INPUT FOR THIS TASK:
○ ○ ○

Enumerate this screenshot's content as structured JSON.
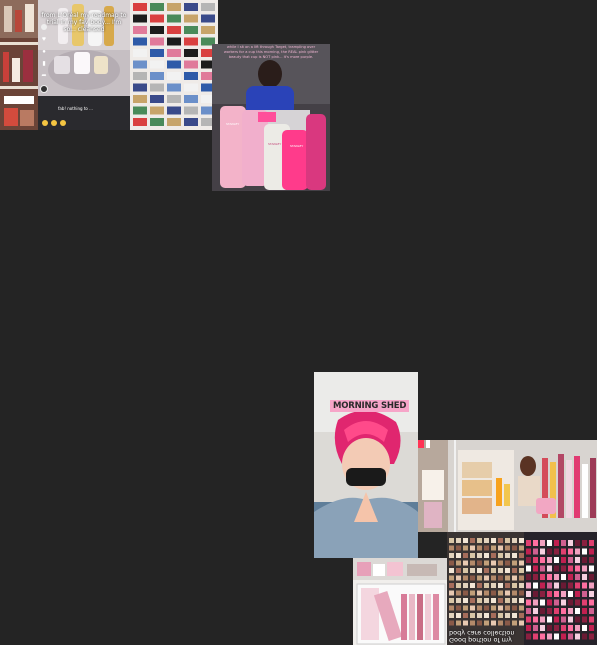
{
  "canvas": {
    "background": "#242424"
  },
  "tiles": {
    "skincare_shelf": {
      "caption": "",
      "accent": "#c98f7a"
    },
    "tiktok_post": {
      "caption": "from L'Oréal my roadmap to trial in my fav body... I'm so... cleansed",
      "footer": "fab! nothing to ...",
      "side_icons": [
        "avatar-icon",
        "heart-icon",
        "comment-icon",
        "bookmark-icon",
        "share-icon",
        "music-disc-icon"
      ]
    },
    "shoe_wall": {
      "caption": ""
    },
    "cups_video": {
      "caption": "while I sit on a lift through Target, trampling over workers for a cup this morning, the REAL pink glitter beauty that cup is NOT pink... it's more purple.",
      "cup_brand": "STANLEY",
      "accent": "#e8338b"
    },
    "morning_shed": {
      "title": "MORNING SHED",
      "title_bg": "#f6a5c8",
      "hair": "#e0266f"
    },
    "makeup_drawer": {
      "caption": ""
    },
    "nail_polish": {
      "caption": "Good portion of my body care collection"
    },
    "bodycare_shelf": {
      "caption": ""
    },
    "polish_wall": {
      "caption": ""
    }
  }
}
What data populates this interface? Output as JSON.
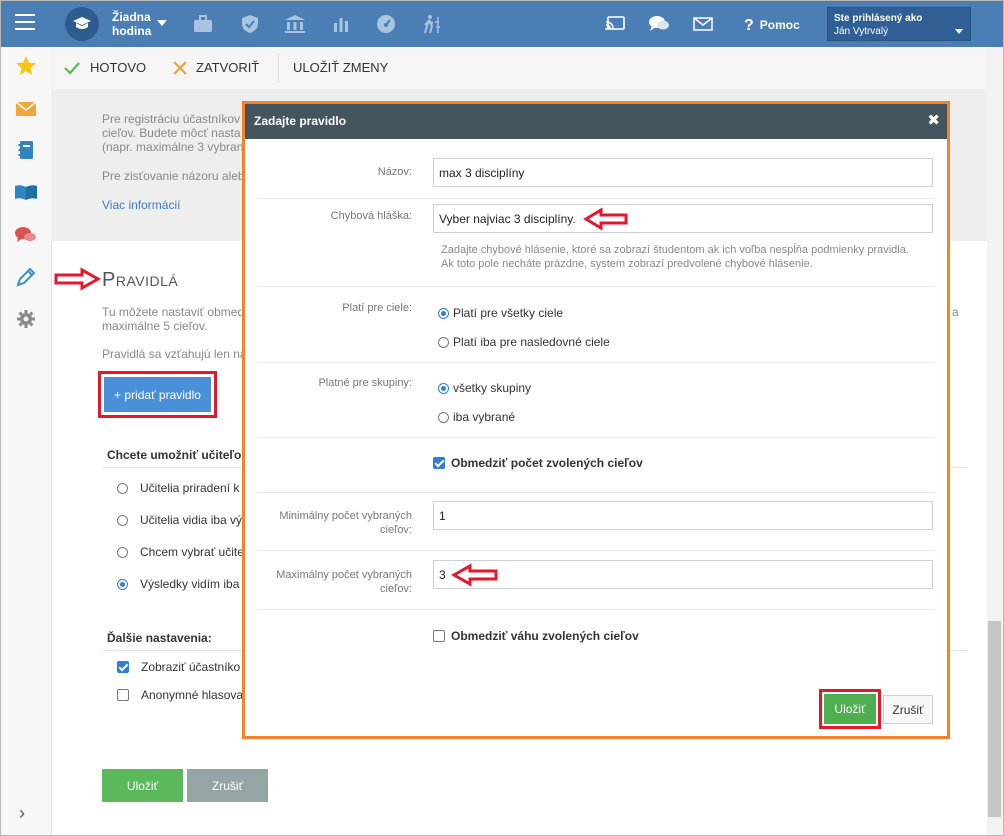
{
  "topbar": {
    "hodina_line1": "Žiadna",
    "hodina_line2": "hodina",
    "help_label": "Pomoc",
    "user_label": "Ste prihlásený ako",
    "user_name": "Ján Vytrvalý"
  },
  "toolbar": {
    "done_label": "HOTOVO",
    "close_label": "ZATVORIŤ",
    "save_changes_label": "ULOŽIŤ ZMENY"
  },
  "background": {
    "reg_text_1": "Pre registráciu účastníkov",
    "reg_text_2": "cieľov. Budete môcť nasta",
    "reg_text_3": "(napr. maximálne 3 vybran",
    "opinion_text": "Pre zisťovanie názoru aleb",
    "more_info_link": "Viac informácií",
    "rules_title": "Pravidlá",
    "rules_desc_1": "Tu môžete nastaviť obmed",
    "rules_desc_2": "maximálne 5 cieľov.",
    "rules_desc_right": "a",
    "rules_apply": "Pravidlá sa vzťahujú len na",
    "add_rule_button": "+ pridať pravidlo",
    "teachers_question": "Chcete umožniť učiteľo",
    "teacher_options": [
      "Učitelia priradení k",
      "Učitelia vidia iba vý",
      "Chcem vybrať učite",
      "Výsledky vidím iba"
    ],
    "other_settings": "Ďalšie nastavenia:",
    "other_options": [
      "Zobraziť účastníko",
      "Anonymné hlasova"
    ],
    "save_button": "Uložiť",
    "cancel_button": "Zrušiť"
  },
  "modal": {
    "title": "Zadajte pravidlo",
    "name_label": "Názov:",
    "name_value": "max 3 disciplíny",
    "error_label": "Chybová hláška:",
    "error_value": "Vyber najviac 3 disciplíny.",
    "error_hint": "Zadajte chybové hlásenie, ktoré sa zobrazí študentom ak ich voľba nespĺňa podmienky pravidla. Ak toto pole necháte prázdne, system zobrazí predvolené chybové hlásenie.",
    "goals_label": "Platí pre ciele:",
    "goals_all": "Platí pre všetky ciele",
    "goals_specific": "Platí iba pre nasledovné ciele",
    "groups_label": "Platné pre skupiny:",
    "groups_all": "všetky skupiny",
    "groups_selected": "iba vybrané",
    "limit_count_label": "Obmedziť počet zvolených cieľov",
    "min_label": "Minimálny počet vybraných cieľov:",
    "min_value": "1",
    "max_label": "Maximálny počet vybraných cieľov:",
    "max_value": "3",
    "limit_weight_label": "Obmedziť váhu zvolených cieľov",
    "save_button": "Uložiť",
    "cancel_button": "Zrušiť"
  },
  "colors": {
    "topbar": "#4a7eb5",
    "modal_header": "#44555e",
    "modal_border": "#f5822a",
    "annotation_red": "#e3182c",
    "primary_button": "#4a90d9",
    "success_button": "#5cb85c"
  }
}
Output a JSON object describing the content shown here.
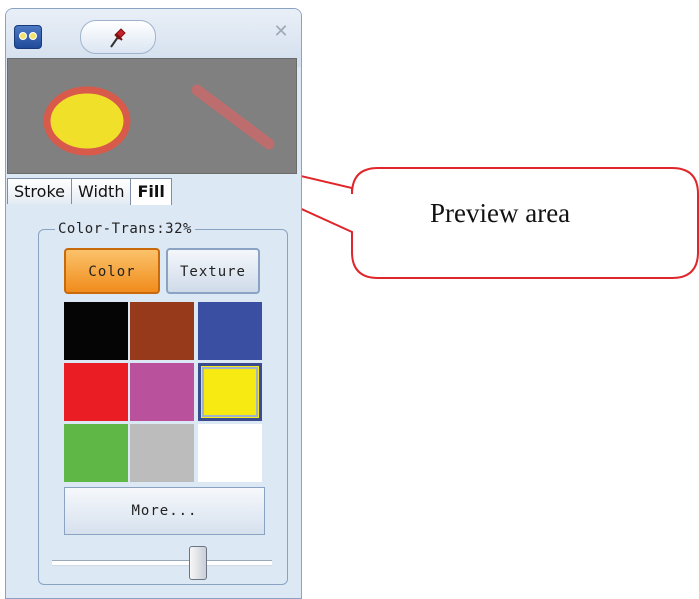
{
  "panel": {
    "close_symbol": "✕",
    "icons": [
      "app-icon",
      "pin-icon",
      "close-icon"
    ]
  },
  "preview": {
    "shapes": [
      "ellipse",
      "line"
    ],
    "ellipse_fill": "#f0e02a",
    "ellipse_stroke": "#d85a4a",
    "line_stroke": "#c86a6a"
  },
  "tabs": [
    {
      "label": "Stroke",
      "active": false
    },
    {
      "label": "Width",
      "active": false
    },
    {
      "label": "Fill",
      "active": true
    }
  ],
  "fill": {
    "group_title": "Color-Trans:32%",
    "transparency_percent": 32,
    "color_button": "Color",
    "texture_button": "Texture",
    "selected_mode": "Color",
    "swatches": [
      {
        "color": "#050505",
        "selected": false
      },
      {
        "color": "#973a1c",
        "selected": false
      },
      {
        "color": "#3a4fa2",
        "selected": false
      },
      {
        "color": "#ea1c24",
        "selected": false
      },
      {
        "color": "#b9519c",
        "selected": false
      },
      {
        "color": "#f7ea13",
        "selected": true
      },
      {
        "color": "#5fb846",
        "selected": false
      },
      {
        "color": "#bcbcbc",
        "selected": false
      },
      {
        "color": "#ffffff",
        "selected": false
      }
    ],
    "more_button": "More...",
    "slider_value_fraction": 0.68
  },
  "callout": {
    "text": "Preview area",
    "stroke": "#e0262a"
  }
}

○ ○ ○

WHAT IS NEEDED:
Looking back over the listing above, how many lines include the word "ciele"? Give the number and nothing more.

SOLUTION BELOW:
3